Background and objectives - This study examines the effects of a single session of Cognitive Bias Modification to induce positive Interpretative bias (CBM-I) using standard or explicit instructions and an analogue of computer-administered CBT (c-CBT) program on modifying cognitive biases and social anxiety.

Methods - A sample of 76 volunteers with social anxiety attended a research site. At both pre- and post-test, participants completed two computer-administered tests of interpretative and attentional biases and a self-report measure of social anxiety. Participants in the training conditions completed a single session of either standard or explicit CBM-I positive training and a c-CBT program. Participants in the Control (no training) condition completed a CBM-I neutral task matched the active CBM-I intervention in format and duration but did not encourage positive disambiguation of socially ambiguous or threatening scenarios.

Results - Participants in both CBM-I programs (either standard or explicit instructions) and the c-CBT condition exhibited more positive interpretations of ambiguous social scenarios at post-test and one-week follow-up as compared to the Control condition. Moreover, the results showed that CBM-I and c-CBT, to some extent, changed negative attention biases in a positive direction. Furthermore, the results showed that both CBM-I training conditions and c-CBT reduced social anxiety symptoms at one-week follow-up.

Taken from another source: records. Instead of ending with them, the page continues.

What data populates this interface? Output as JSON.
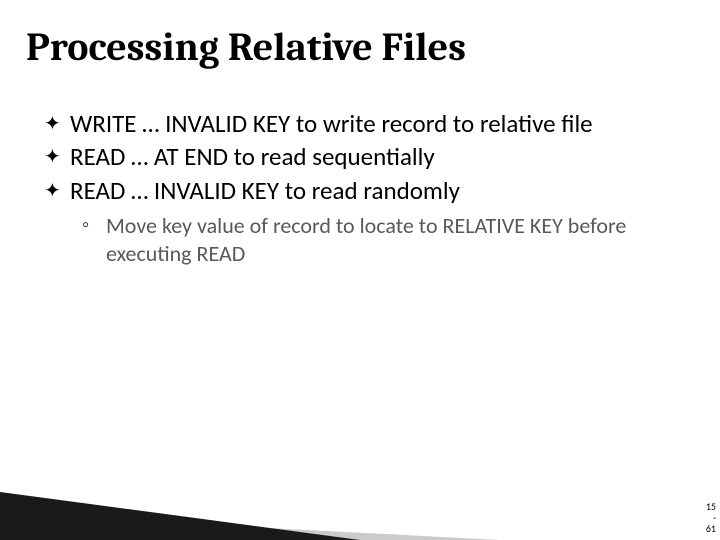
{
  "title": "Processing Relative Files",
  "bullets": [
    {
      "text": "WRITE … INVALID KEY to write record to relative file"
    },
    {
      "text": "READ … AT END to read sequentially"
    },
    {
      "text": "READ … INVALID KEY to read randomly",
      "sub": [
        {
          "text": "Move key value of record to locate to RELATIVE KEY before executing READ"
        }
      ]
    }
  ],
  "page": {
    "chapter": "15",
    "sep": "-",
    "num": "61"
  }
}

Limitations - This study used a single session of CBM-I training, however multi-sessions intervention might result in more endurable positive CBM-I changes.

Conclusions - A computerised single session of CBM-I and an analogue of c-CBT program reduced negative interpretative biases and social anxiety.

["eprint_fieldname_type" not defined]: ["eprint_typename_article" not defined]
["eprint_fieldname_keywords" not defined]: Cognitive bias modification; Social anxiety; Computer-administered CBT; Cognitive biases
["eprint_fieldname_subjects" not defined]: C800 Psychology
Department: Faculties["lib/metafield:join_subject_parts" not defined]Health and Life Sciences["lib/metafield:join_subject_parts" not defined]Social Work, Education and Community Wellbeing
["eprint_fieldname_userid" not defined]: Becky Skoyles
["eprint_fieldname_datestamp" not defined]: 21 ["lib/utils:month_short_04" not defined] 2015 12:04
["eprint_fieldname_lastmod" not defined]: 27 ["lib/utils:month_short_10" not defined] 2017 04:31
URI: http://nrl.northumbria.ac.uk/id/eprint/22111

Actions (login required)

["Plugin/Screen/EPrint/View:title" not defined] ["Plugin/Screen/EPrint/View:title" not defined]


Downloads per month over past year

View more statistics

Policies: NRL Policies | NRL University Deposit Policy | NRL Deposit Licence